__Action item__:
Go through the listing beneath this task and return every line that carries the string "data".

%%

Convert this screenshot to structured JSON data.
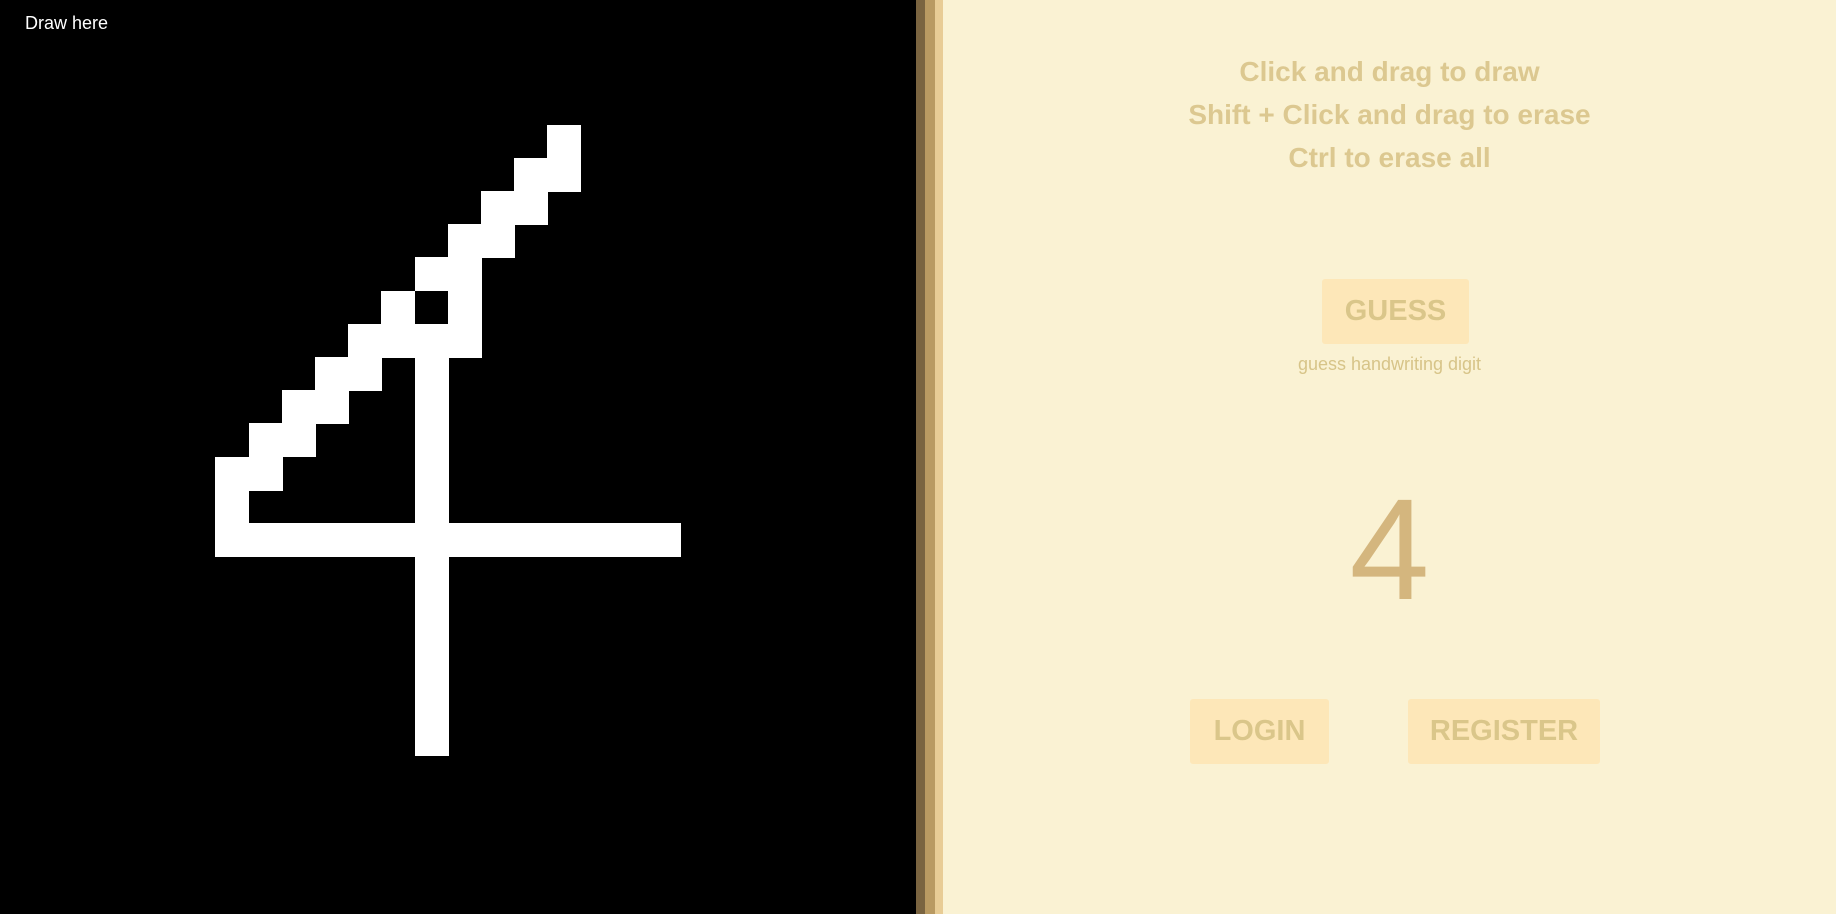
{
  "canvas": {
    "label": "Draw here",
    "background": "#000000",
    "ink_color": "#ffffff",
    "drawn_digit_cells": [
      [
        17,
        3
      ],
      [
        16,
        4
      ],
      [
        17,
        4
      ],
      [
        15,
        5
      ],
      [
        16,
        5
      ],
      [
        14,
        6
      ],
      [
        15,
        6
      ],
      [
        13,
        7
      ],
      [
        14,
        7
      ],
      [
        12,
        8
      ],
      [
        14,
        8
      ],
      [
        11,
        9
      ],
      [
        12,
        9
      ],
      [
        13,
        9
      ],
      [
        14,
        9
      ],
      [
        10,
        10
      ],
      [
        11,
        10
      ],
      [
        13,
        10
      ],
      [
        9,
        11
      ],
      [
        10,
        11
      ],
      [
        13,
        11
      ],
      [
        8,
        12
      ],
      [
        9,
        12
      ],
      [
        13,
        12
      ],
      [
        7,
        13
      ],
      [
        8,
        13
      ],
      [
        13,
        13
      ],
      [
        7,
        14
      ],
      [
        13,
        14
      ],
      [
        7,
        15
      ],
      [
        8,
        15
      ],
      [
        9,
        15
      ],
      [
        10,
        15
      ],
      [
        11,
        15
      ],
      [
        12,
        15
      ],
      [
        13,
        15
      ],
      [
        14,
        15
      ],
      [
        15,
        15
      ],
      [
        16,
        15
      ],
      [
        17,
        15
      ],
      [
        18,
        15
      ],
      [
        19,
        15
      ],
      [
        20,
        15
      ],
      [
        13,
        16
      ],
      [
        13,
        17
      ],
      [
        13,
        18
      ],
      [
        13,
        19
      ],
      [
        13,
        20
      ],
      [
        13,
        21
      ]
    ]
  },
  "instructions": [
    "Click and drag to draw",
    "Shift + Click and drag to erase",
    "Ctrl to erase all"
  ],
  "guess": {
    "button_label": "GUESS",
    "caption": "guess handwriting digit"
  },
  "result": {
    "digit": "4"
  },
  "auth": {
    "login_label": "LOGIN",
    "register_label": "REGISTER"
  },
  "colors": {
    "panel_bg": "#faf2d3",
    "button_bg": "#fde7b8",
    "button_text": "#dac68a",
    "result_text": "#d4b67e"
  }
}
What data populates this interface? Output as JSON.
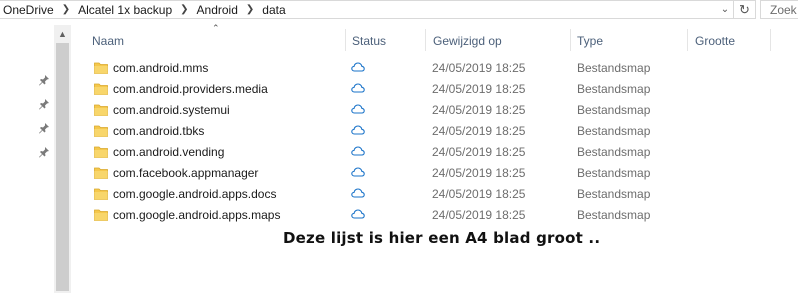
{
  "address": {
    "crumbs": [
      "OneDrive",
      "Alcatel 1x backup",
      "Android",
      "data"
    ]
  },
  "search": {
    "placeholder": "Zoek"
  },
  "columns": {
    "name": "Naam",
    "status": "Status",
    "modified": "Gewijzigd op",
    "type": "Type",
    "size": "Grootte"
  },
  "files": [
    {
      "name": "com.android.mms",
      "modified": "24/05/2019 18:25",
      "type": "Bestandsmap"
    },
    {
      "name": "com.android.providers.media",
      "modified": "24/05/2019 18:25",
      "type": "Bestandsmap"
    },
    {
      "name": "com.android.systemui",
      "modified": "24/05/2019 18:25",
      "type": "Bestandsmap"
    },
    {
      "name": "com.android.tbks",
      "modified": "24/05/2019 18:25",
      "type": "Bestandsmap"
    },
    {
      "name": "com.android.vending",
      "modified": "24/05/2019 18:25",
      "type": "Bestandsmap"
    },
    {
      "name": "com.facebook.appmanager",
      "modified": "24/05/2019 18:25",
      "type": "Bestandsmap"
    },
    {
      "name": "com.google.android.apps.docs",
      "modified": "24/05/2019 18:25",
      "type": "Bestandsmap"
    },
    {
      "name": "com.google.android.apps.maps",
      "modified": "24/05/2019 18:25",
      "type": "Bestandsmap"
    }
  ],
  "annotation": "Deze lijst is  hier een A4 blad groot ..",
  "colors": {
    "folder": "#f5c84c",
    "cloud_status": "#1a73c9",
    "header_text": "#4c607a"
  },
  "icons": {
    "folder": "folder-icon",
    "status": "cloud-icon",
    "pin": "pin-icon",
    "refresh": "refresh-icon",
    "dropdown": "chevron-down-icon"
  }
}
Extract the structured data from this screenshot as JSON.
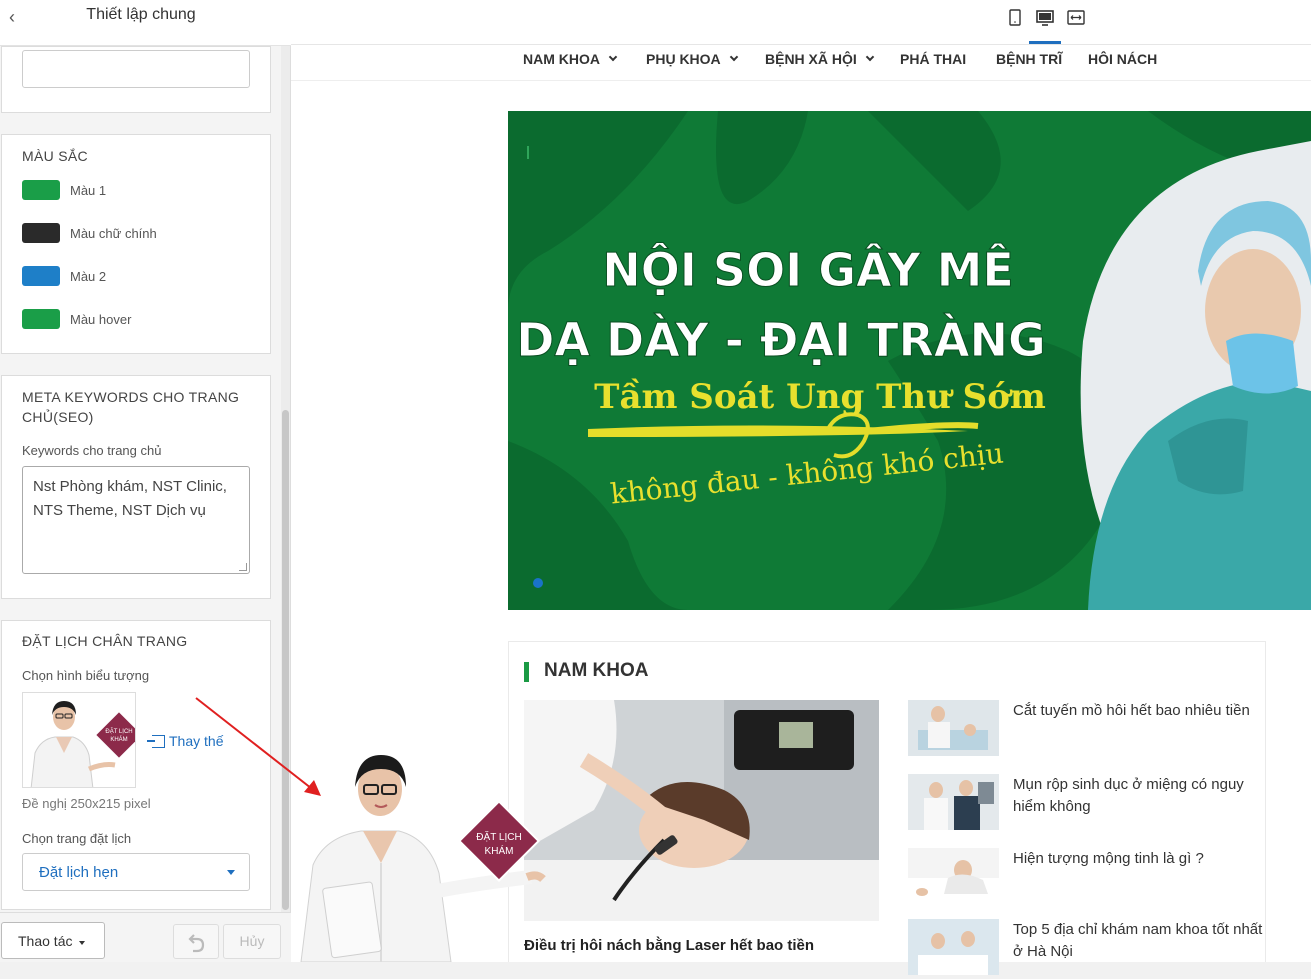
{
  "sidebar": {
    "title": "Thiết lập chung",
    "colors_section": {
      "title": "MÀU SẮC",
      "items": [
        {
          "label": "Màu 1",
          "color": "#1a9e48"
        },
        {
          "label": "Màu chữ chính",
          "color": "#2a2a2a"
        },
        {
          "label": "Màu 2",
          "color": "#1e7fc8"
        },
        {
          "label": "Màu hover",
          "color": "#1a9e48"
        }
      ]
    },
    "meta_section": {
      "title": "META KEYWORDS CHO TRANG CHỦ(SEO)",
      "field_label": "Keywords cho trang chủ",
      "value": "Nst Phòng khám, NST Clinic, NTS Theme, NST Dịch vụ"
    },
    "booking_section": {
      "title": "ĐẶT LỊCH CHÂN TRANG",
      "icon_label": "Chọn hình biểu tượng",
      "replace_label": "Thay thế",
      "hint": "Đề nghị 250x215 pixel",
      "page_label": "Chọn trang đặt lịch",
      "page_value": "Đặt lịch hẹn",
      "badge_line1": "ĐẶT LỊCH",
      "badge_line2": "KHÁM"
    },
    "footer": {
      "action_label": "Thao tác",
      "cancel_label": "Hủy"
    }
  },
  "preview": {
    "nav": [
      {
        "label": "NAM KHOA",
        "dropdown": true
      },
      {
        "label": "PHỤ KHOA",
        "dropdown": true
      },
      {
        "label": "BỆNH XÃ HỘI",
        "dropdown": true
      },
      {
        "label": "PHÁ THAI",
        "dropdown": false
      },
      {
        "label": "BỆNH TRĨ",
        "dropdown": false
      },
      {
        "label": "HÔI NÁCH",
        "dropdown": false
      }
    ],
    "banner": {
      "line1": "NỘI SOI GÂY MÊ",
      "line2": "DẠ DÀY - ĐẠI TRÀNG",
      "line3": "Tầm Soát Ung Thư Sớm",
      "line4": "không đau - không khó chịu"
    },
    "section": {
      "title": "NAM KHOA",
      "main_caption": "Điều trị hôi nách bằng Laser hết bao tiền",
      "list": [
        "Cắt tuyến mồ hôi hết bao nhiêu tiền",
        "Mụn rộp sinh dục ở miệng có nguy hiểm không",
        "Hiện tượng mộng tinh là gì ?",
        "Top 5 địa chỉ khám nam khoa tốt nhất ở Hà Nội"
      ]
    },
    "float_badge_line1": "ĐẶT LỊCH",
    "float_badge_line2": "KHÁM"
  },
  "colors": {
    "accent_green": "#1a9e48",
    "link_blue": "#1f6fbf",
    "badge_maroon": "#8c2a4a"
  }
}
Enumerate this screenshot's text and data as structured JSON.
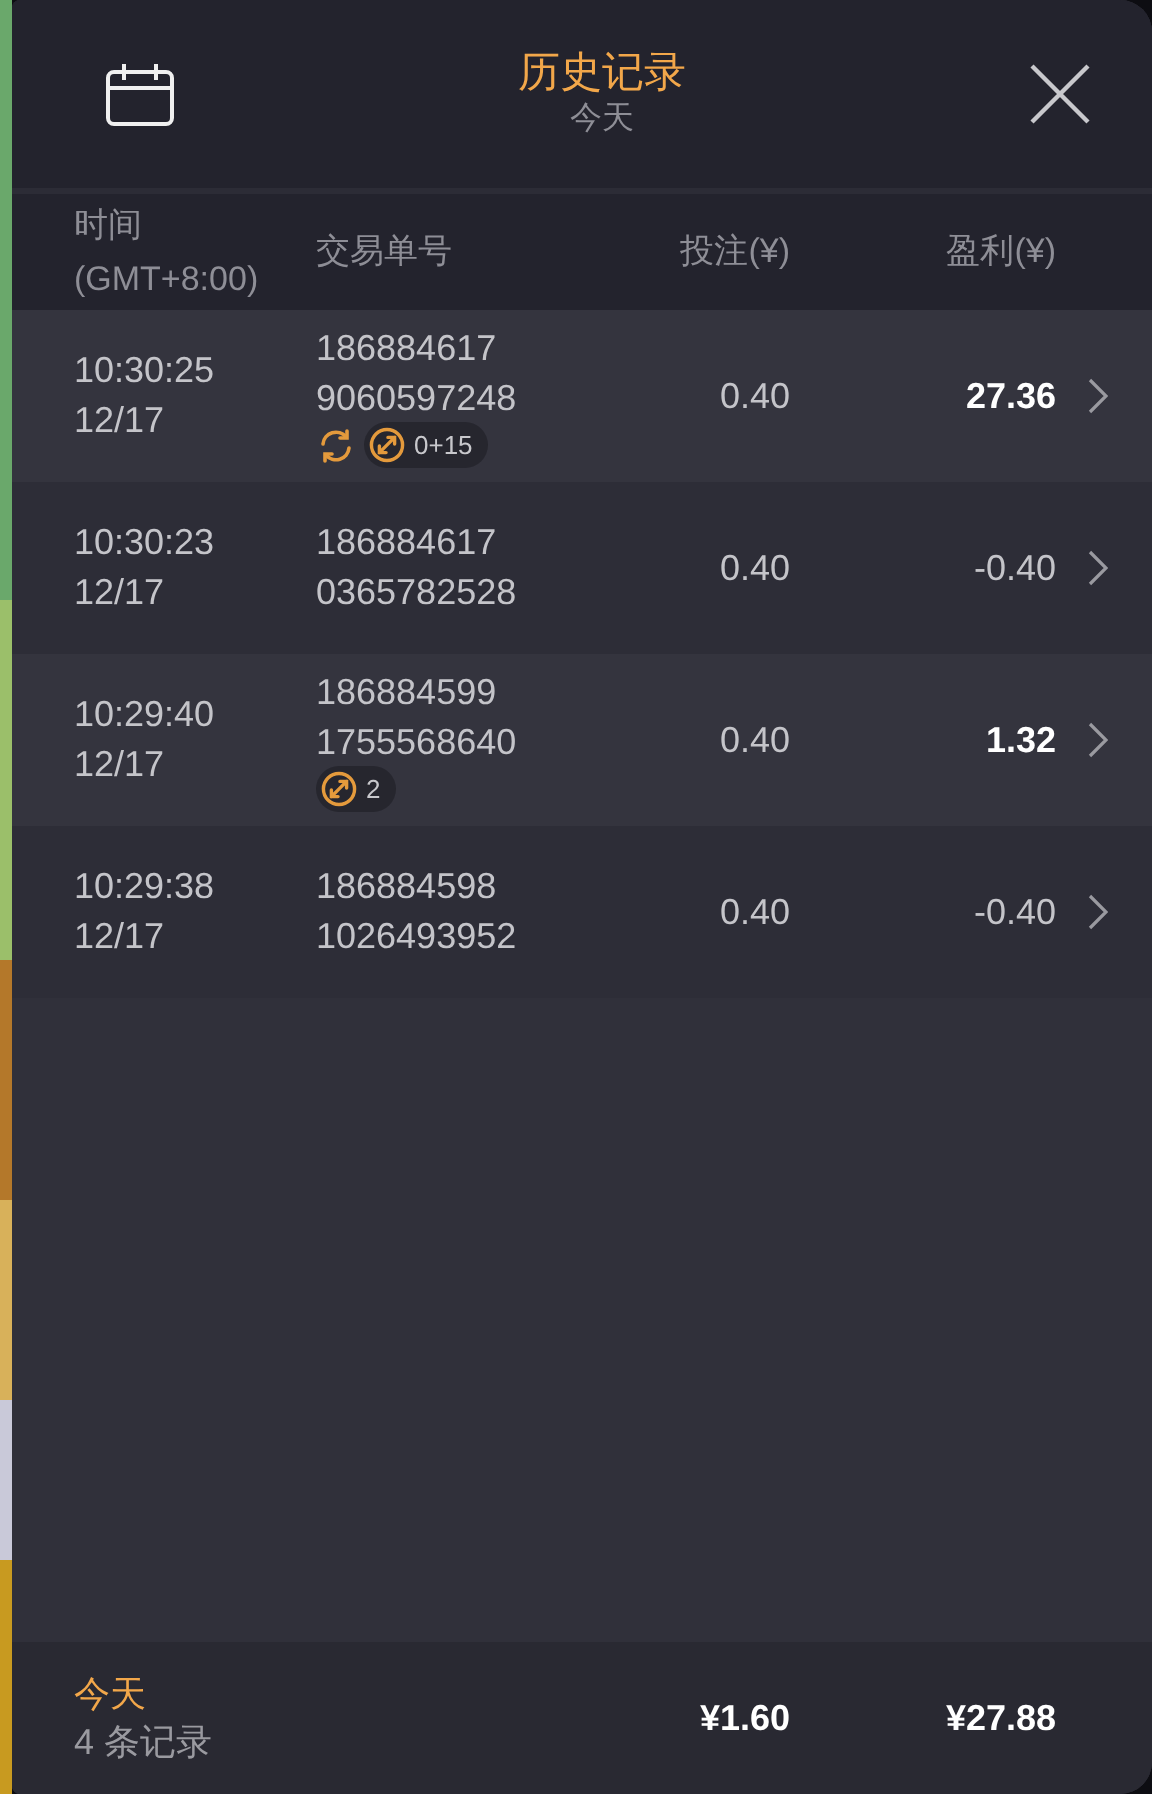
{
  "header": {
    "title": "历史记录",
    "subtitle": "今天"
  },
  "table": {
    "columns": [
      {
        "label": "时间",
        "sublabel": "(GMT+8:00)"
      },
      {
        "label": "交易单号"
      },
      {
        "label": "投注(¥)"
      },
      {
        "label": "盈利(¥)"
      }
    ],
    "rows": [
      {
        "time": "10:30:25",
        "date": "12/17",
        "order_a": "186884617",
        "order_b": "9060597248",
        "stake": "0.40",
        "profit": "27.36",
        "win": true,
        "tags": [
          {
            "kind": "refresh"
          },
          {
            "kind": "bonus",
            "text": "0+15"
          }
        ]
      },
      {
        "time": "10:30:23",
        "date": "12/17",
        "order_a": "186884617",
        "order_b": "0365782528",
        "stake": "0.40",
        "profit": "-0.40",
        "win": false,
        "tags": []
      },
      {
        "time": "10:29:40",
        "date": "12/17",
        "order_a": "186884599",
        "order_b": "1755568640",
        "stake": "0.40",
        "profit": "1.32",
        "win": true,
        "tags": [
          {
            "kind": "bonus",
            "text": "2"
          }
        ]
      },
      {
        "time": "10:29:38",
        "date": "12/17",
        "order_a": "186884598",
        "order_b": "1026493952",
        "stake": "0.40",
        "profit": "-0.40",
        "win": false,
        "tags": []
      }
    ]
  },
  "footer": {
    "period": "今天",
    "count": "4 条记录",
    "stake_total": "¥1.60",
    "profit_total": "¥27.88"
  }
}
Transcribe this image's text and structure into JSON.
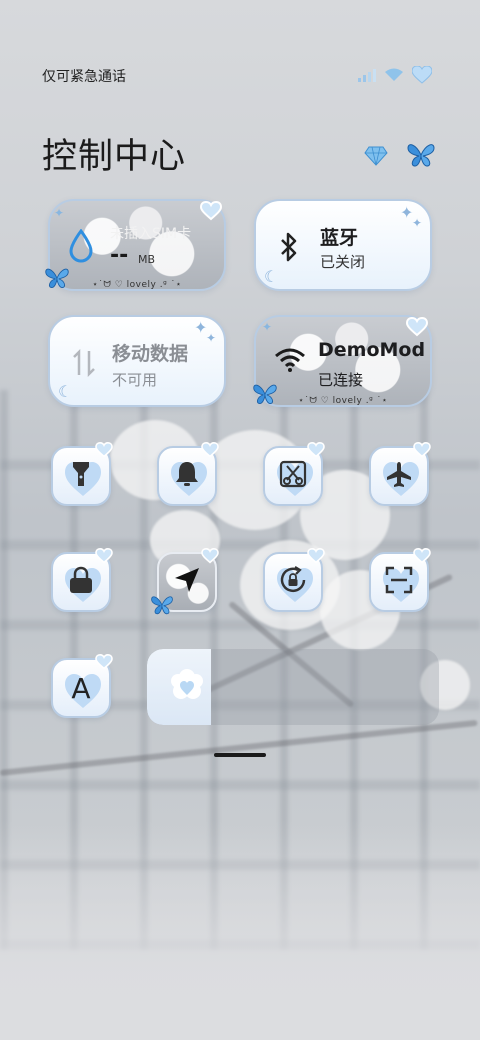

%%

__Solution to this exercise__:
Convert this screenshot to structured JSON data.
What data populates this interface? Output as JSON.
      "data"
Extract the structured data from this screenshot as JSON.
Enumerate this screenshot's text and data as structured JSON.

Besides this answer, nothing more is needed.